We Need Diverse Books!

The recent We Need Diverse Books (#weneeddiversebooks) campaign that’s been taking off has me thinking about diversity in writing.

And then, recently Raevenly Writes pondered the question of writing relationships that might not fit within our own mainstream culture, writing something that may be completely normal within the society the story takes place, but may be at odds with the readers expectations of a relationship.

But as an author, you can’t ignore how your audience works. I’m not saying everything has to be hetero-normative whitewashed, just that it helps to think about the head space your audience is coming from. Just because it’s a non-issue for you and your characters doesn’t mean it won’t be a huge issue for them, and a potential distraction.  –Raevenly Writes.

And that, that right there, is something that I’ve wondered about myself, in what seems like it should be minor ways… but they end up being less minor the more I think about them.  Just because something seems normal and “a non-issue” to me, and my characters, doesn’t mean it will be a non-issue for my readers.  I recognize that I have lived my life jumping from liberal-bubble to liberal-bubble.  Surrounded by people who Continue reading We Need Diverse Books!

Writer Origin Story: An ode to books!

I decided to give the DPchallenge a try!

The challenge: Write your Writer Origin Story!
In my own, meandering way, that’s what I’ve done. It’s interesting how little pieces of this reflection make me think of other things I want to write.  I’m pretty sure the “Origin Story” of me as a writer is more than one entry — but this is where it starts.

I was a reader before I was a writer.  Fortunate enough to grow up surrounded by people who loved books and stories, and who were eager to share that love of the written word with me.

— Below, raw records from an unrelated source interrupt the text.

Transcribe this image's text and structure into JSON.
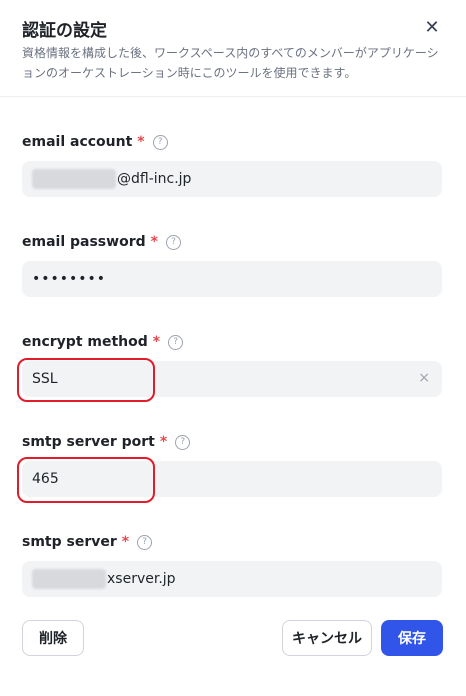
{
  "dialog": {
    "title": "認証の設定",
    "description": "資格情報を構成した後、ワークスペース内のすべてのメンバーがアプリケーションのオーケストレーション時にこのツールを使用できます。",
    "close_icon": "close-icon"
  },
  "fields": {
    "email_account": {
      "label": "email account",
      "required": "*",
      "help": "?",
      "value_suffix": "@dfl-inc.jp"
    },
    "email_password": {
      "label": "email password",
      "required": "*",
      "help": "?",
      "value": "••••••••"
    },
    "encrypt_method": {
      "label": "encrypt method",
      "required": "*",
      "help": "?",
      "value": "SSL",
      "clear": "×"
    },
    "smtp_server_port": {
      "label": "smtp server port",
      "required": "*",
      "help": "?",
      "value": "465"
    },
    "smtp_server": {
      "label": "smtp server",
      "required": "*",
      "help": "?",
      "value_suffix": "xserver.jp"
    }
  },
  "footer": {
    "delete_label": "削除",
    "cancel_label": "キャンセル",
    "save_label": "保存"
  },
  "colors": {
    "accent": "#3155e8",
    "required": "#e5484d",
    "highlight": "#e11d2c"
  }
}
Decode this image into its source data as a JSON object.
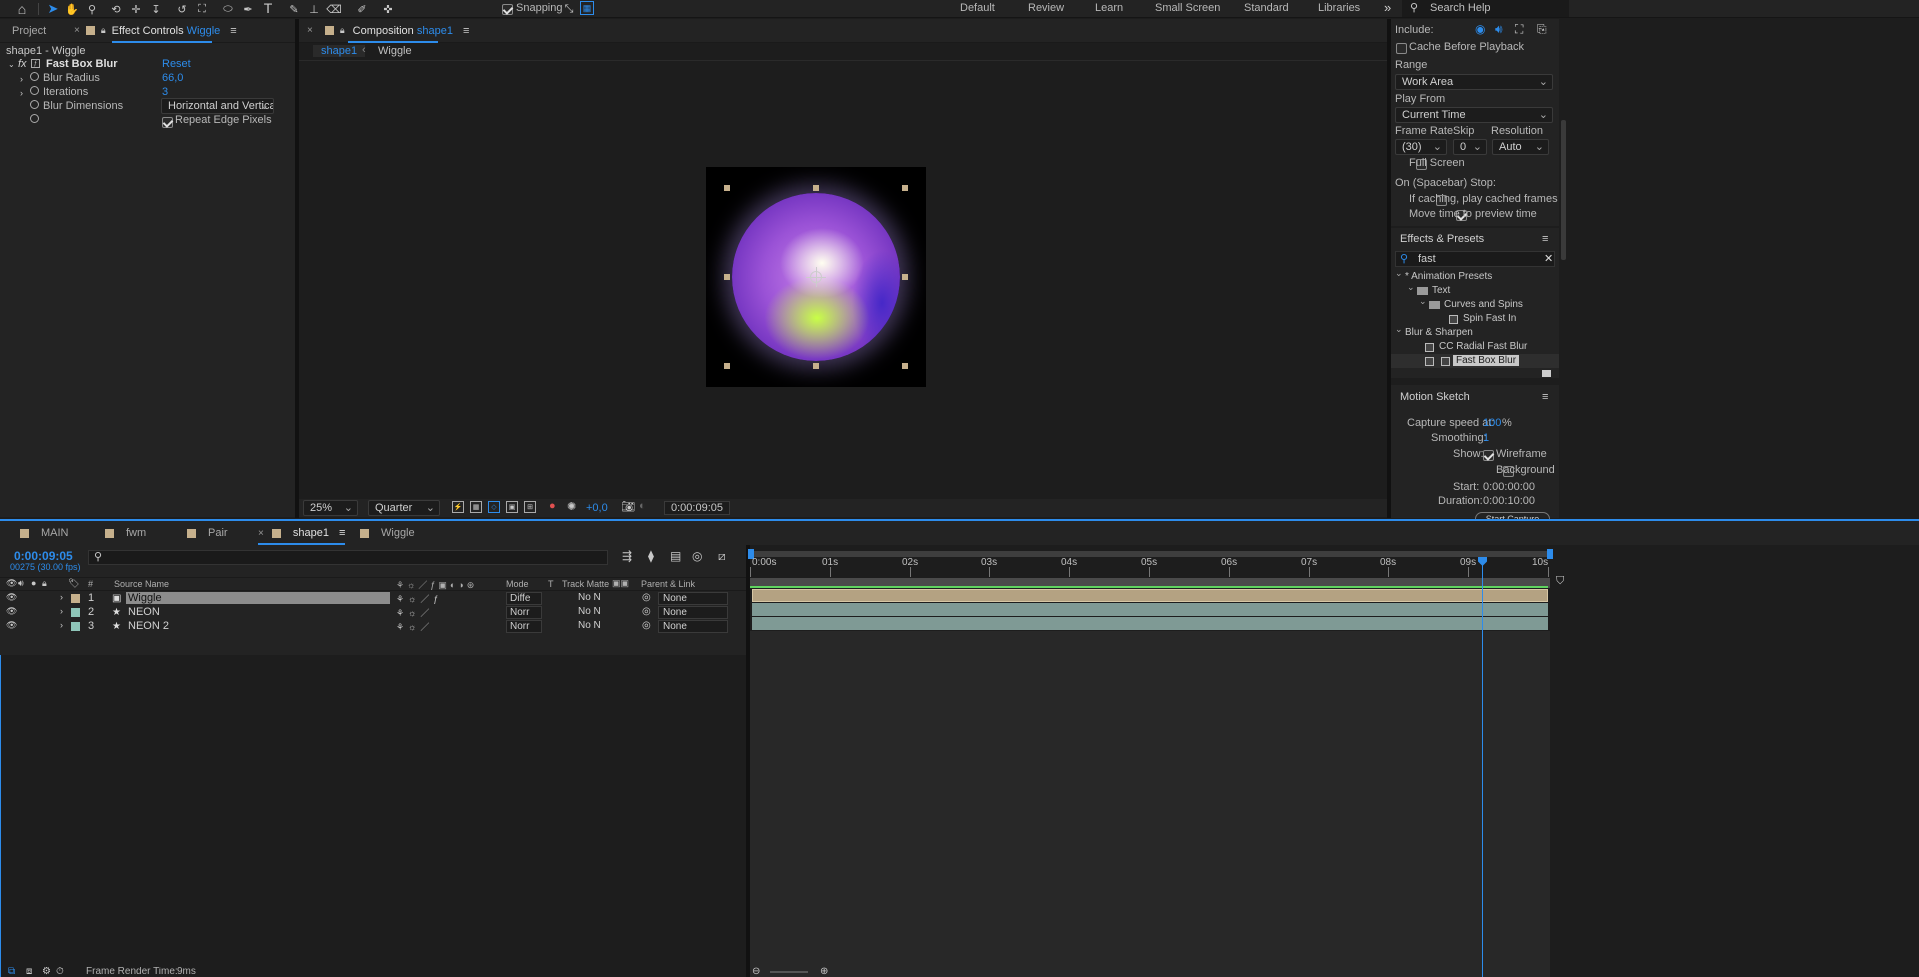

My parents read to us, my teachers read to me, even my grandparents — on the rare visits (they lived far away) — would read to us. Our home had bookcases, at some point my dad even built a massive set of bookcases to hold all the books we had. Books were a common, and always happily received, gift on the holidays, it seemed even the great figures of the holidays were in on the book-gifting, Santa would leave us a book outside our door on Christmas morning.

I love books, stories, and reading, and when I look back at how I was raised, I’m not sure I could have escaped such a fate. Certainly, I don’t think any of my siblings did — there are five of us, and we all still read plenty. Both sets of grandparents were readers, and my still-living grandparents still devour books and the printed word across genres.

Continue reading Writer Origin Story: An ode to books!